--- Listed records ---
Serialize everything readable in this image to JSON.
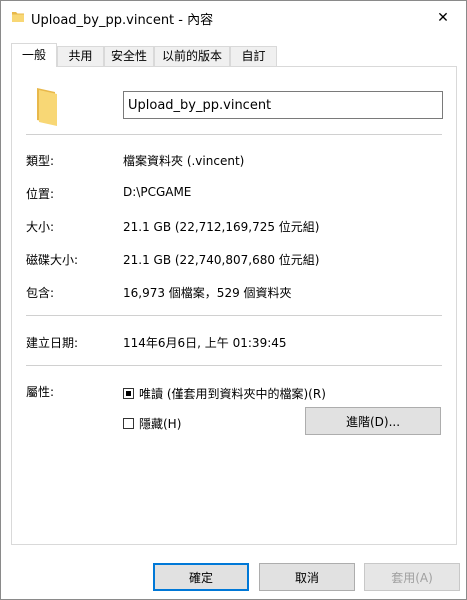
{
  "window": {
    "title": "Upload_by_pp.vincent - 內容",
    "close_glyph": "✕"
  },
  "tabs": [
    {
      "label": "一般",
      "active": true
    },
    {
      "label": "共用",
      "active": false
    },
    {
      "label": "安全性",
      "active": false
    },
    {
      "label": "以前的版本",
      "active": false
    },
    {
      "label": "自訂",
      "active": false
    }
  ],
  "general": {
    "name_value": "Upload_by_pp.vincent",
    "type": {
      "label": "類型:",
      "value": "檔案資料夾 (.vincent)"
    },
    "location": {
      "label": "位置:",
      "value": "D:\\PCGAME"
    },
    "size": {
      "label": "大小:",
      "value": "21.1 GB (22,712,169,725 位元組)"
    },
    "size_on_disk": {
      "label": "磁碟大小:",
      "value": "21.1 GB (22,740,807,680 位元組)"
    },
    "contains": {
      "label": "包含:",
      "value": "16,973 個檔案，529 個資料夾"
    },
    "created": {
      "label": "建立日期:",
      "value": "114年6月6日, 上午 01:39:45"
    },
    "attributes": {
      "label": "屬性:",
      "readonly_label": "唯讀 (僅套用到資料夾中的檔案)(R)",
      "readonly_state": "indeterminate",
      "hidden_label": "隱藏(H)",
      "hidden_state": "unchecked",
      "advanced_label": "進階(D)..."
    }
  },
  "footer": {
    "ok_label": "確定",
    "cancel_label": "取消",
    "apply_label": "套用(A)"
  },
  "icons": {
    "title": "folder-icon",
    "big": "folder-icon",
    "close": "close-icon"
  },
  "colors": {
    "folder": "#f8d775",
    "folder_dark": "#e8b84a",
    "focus_border": "#0078d7"
  }
}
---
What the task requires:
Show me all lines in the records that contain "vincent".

Written response:
    "title": "Upload_by_pp.vincent - 內容",
    "name_value": "Upload_by_pp.vincent",
      "value": "檔案資料夾 (.vincent)"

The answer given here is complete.